Dr. Edward Nardell of Harvard Medical School was sitting in his office one day when a student called to ask if he had any advice on how to avoid contracting drug-resistant tuberculosis.
The student was heading to KwaZulu Natal, where rates of drug-resistant tuberculosis are among the highest in the world, and where the student’s task would be to collect sputum samples from people with suspected TB.
“Yikes,” Nardell remarked, recounting the incident Thursday during a session at the American Society of Tropical Medicine and Hygiene 2013 annual meeting. The rest of his advice to the student was: Find another project to work on.
“I think we do a bad job of educating people what the risks are,” he said. In a time when more medical students and researchers from low TB incidence countries are exploring global health challenges, programs need to assess students’ TB risks and provide guidelines based on those risks, he said. A few years ago he developed a list of guidelines that, he said, circulated around Harvard until they reached the lawyers’ office. With the warning that recognizing those risks would mean owning responsibility for them, the guidelines were put aside he said.

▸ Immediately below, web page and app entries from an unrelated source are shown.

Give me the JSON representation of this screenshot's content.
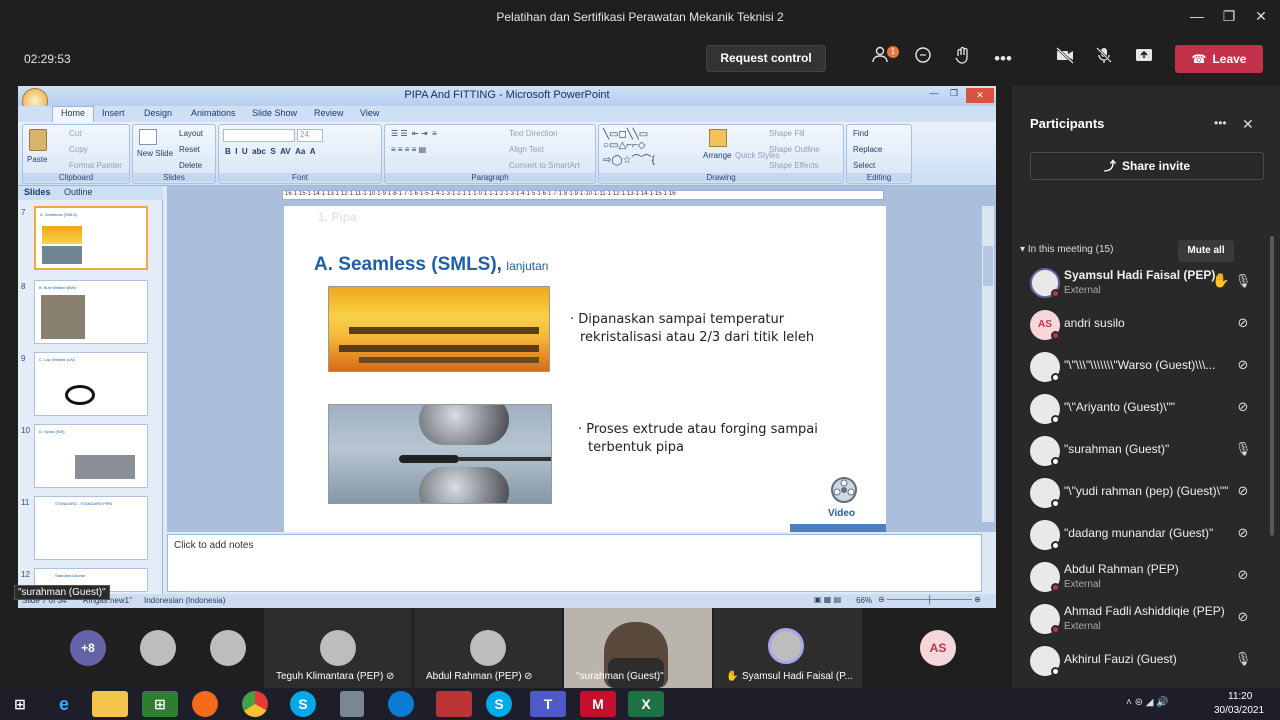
{
  "window": {
    "title": "Pelatihan dan Sertifikasi Perawatan Mekanik Teknisi 2"
  },
  "meeting": {
    "timer": "02:29:53",
    "request_control": "Request control",
    "leave": "Leave",
    "participants_badge": "1",
    "icons": [
      "people-icon",
      "chat-icon",
      "reactions-icon",
      "more-icon",
      "camera-off-icon",
      "mic-off-icon",
      "share-icon"
    ]
  },
  "ppt": {
    "title": "PIPA And FITTING - Microsoft PowerPoint",
    "tabs": [
      "Home",
      "Insert",
      "Design",
      "Animations",
      "Slide Show",
      "Review",
      "View"
    ],
    "clipboard": {
      "paste": "Paste",
      "cut": "Cut",
      "copy": "Copy",
      "format_painter": "Format Painter",
      "label": "Clipboard"
    },
    "slides_group": {
      "new_slide": "New Slide",
      "layout": "Layout",
      "reset": "Reset",
      "delete": "Delete",
      "label": "Slides"
    },
    "font_group": {
      "size": "24",
      "label": "Font"
    },
    "paragraph_group": {
      "text_direction": "Text Direction",
      "align_text": "Align Text",
      "convert": "Convert to SmartArt",
      "label": "Paragraph"
    },
    "drawing_group": {
      "arrange": "Arrange",
      "quick_styles": "Quick Styles",
      "shape_fill": "Shape Fill",
      "shape_outline": "Shape Outline",
      "shape_effects": "Shape Effects",
      "label": "Drawing"
    },
    "editing_group": {
      "find": "Find",
      "replace": "Replace",
      "select": "Select",
      "label": "Editing"
    },
    "pane_tabs": [
      "Slides",
      "Outline"
    ],
    "thumbnails": [
      {
        "num": "7",
        "title": "A. Seamless (SMLS)"
      },
      {
        "num": "8",
        "title": "B. Butt Welded (BW)"
      },
      {
        "num": "9",
        "title": "C. Lap Welded (LW)"
      },
      {
        "num": "10",
        "title": "D. Spiral (SW)"
      },
      {
        "num": "11",
        "title": "STANDARD - STANDARD PIPA"
      },
      {
        "num": "12",
        "title": "Standard Ukuran"
      }
    ],
    "ruler": "·16·1·15·1·14·1·13·1·12·1·11·1·10·1·9·1·8·1·7·1·6·1·5·1·4·1·3·1·2·1·1·1·0·1·1·1·2·1·3·1·4·1·5·1·6·1·7·1·8·1·9·1·10·1·11·1·12·1·13·1·14·1·15·1·16·",
    "slide": {
      "header": "1.  Pipa",
      "heading": "A. Seamless (SMLS),",
      "subheading": "lanjutan",
      "bullet1_line1": "· Dipanaskan sampai  temperatur",
      "bullet1_line2": "rekristalisasi atau 2/3 dari titik leleh",
      "bullet2_line1": "· Proses extrude atau forging sampai",
      "bullet2_line2": "terbentuk pipa",
      "video_label": "Video"
    },
    "notes_placeholder": "Click to add notes",
    "status": {
      "slide": "Slide 7 of 34",
      "theme": "\"Ringas new1\"",
      "language": "Indonesian (Indonesia)",
      "zoom": "66%"
    }
  },
  "participants": {
    "title": "Participants",
    "share_invite": "Share invite",
    "in_meeting": "In this meeting (15)",
    "mute_all": "Mute all",
    "list": [
      {
        "name": "Syamsul Hadi Faisal (PEP)",
        "sub": "External",
        "initials": "",
        "hand": true,
        "mic": "on"
      },
      {
        "name": "andri susilo",
        "sub": "",
        "initials": "AS",
        "hand": false,
        "mic": "off"
      },
      {
        "name": "\"\\\"\\\\\\\"\\\\\\\\\\\\\\\"Warso (Guest)\\\\\\...",
        "sub": "",
        "initials": "",
        "hand": false,
        "mic": "off"
      },
      {
        "name": "\"\\\"Ariyanto (Guest)\\\"\"",
        "sub": "",
        "initials": "",
        "hand": false,
        "mic": "off"
      },
      {
        "name": "\"surahman (Guest)\"",
        "sub": "",
        "initials": "",
        "hand": false,
        "mic": "on"
      },
      {
        "name": "\"\\\"yudi rahman (pep) (Guest)\\\"\"",
        "sub": "",
        "initials": "",
        "hand": false,
        "mic": "off"
      },
      {
        "name": "\"dadang munandar (Guest)\"",
        "sub": "",
        "initials": "",
        "hand": false,
        "mic": "off"
      },
      {
        "name": "Abdul Rahman (PEP)",
        "sub": "External",
        "initials": "",
        "hand": false,
        "mic": "off"
      },
      {
        "name": "Ahmad Fadli Ashiddiqie (PEP)",
        "sub": "External",
        "initials": "",
        "hand": false,
        "mic": "off"
      },
      {
        "name": "Akhirul Fauzi (Guest)",
        "sub": "",
        "initials": "",
        "hand": false,
        "mic": "on"
      }
    ]
  },
  "strip": {
    "overflow": "+8",
    "tiles": [
      {
        "label": "Teguh Klimantara (PEP)"
      },
      {
        "label": "Abdul Rahman (PEP)"
      },
      {
        "label": "\"surahman (Guest)\""
      },
      {
        "label": "Syamsul Hadi Faisal (P..."
      }
    ],
    "as_initials": "AS",
    "speaker_caption": "\"surahman (Guest)\""
  },
  "taskbar": {
    "time": "11:20",
    "date": "30/03/2021"
  },
  "colors": {
    "leave": "#c4314b",
    "accent": "#6264a7",
    "ppt_blue": "#1f5fa8"
  }
}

Nardell, whose interest in TB control was sparked during a 1983 outbreak of drug resistant tuberculosis in a Boston homeless shelter when he was the city health department’s TB Control officer, was joined in discussing some of the systemic gaps leaving medical students, researchers, and health workers unprotected from the disease, by Dalene von Delft, a pediatrician and a founder of the South-Africa based TB Proof.
“Are you TB proof?” she began, with photos of Eleanor Roosevelt, Nelson Mandela, Arch Bishop Desmond Tutu and Pope Francis, all prominent tuberculosis survivors, underscoring her point. She found out she wasn’t on a Christmas Eve a few years ago when, weeks after her exposure to multi-drug resistant tuberculosis pediatric patient, she learned that the dry annoying cough that had been troubling her was also drug-resistant TB.
Quarantined over Christmas, her symptoms from the TB treatment she received included diarrhea, vomiting, nausea, depression, and the beginnings of an irreversible one — hearing loss. For all of that she was lucky. In addition to being quickly diagnosed, Dr. von Delft became one of just four people in her country to get into a compassionate use program allowing her access to the newest treatment, bedaquiline. That, in turn meant she didn’t have to make a choice between going deaf, or dying. She did better than some of her colleagues — nurses, doctors, interns, classmates — who died, suffered debilitating hearing loss, were paralyzed from side effects of treatment and from TB.
The odds against those in health care settings are stark, both speakers said. One in every 100 people in South Africa get TB, Dr. Von Delft said, with the risk for health workers estimated to be three times that of the general population. The risk for people living with HIV is 20 to 50 times higher, and an estimated 15 percent of health workers live with HIV.
People from low TB incidence settings traveling to high TB incidence settings actually may be more vulnerable to tuberculosis infection and disease, Dr. Nardell said, perhaps because they have never received the BCG anti-TB vaccine, as limited as its effectiveness has been shown to be. He is currently involved in research to determine if the vaccine may offer some preventive value to medical students.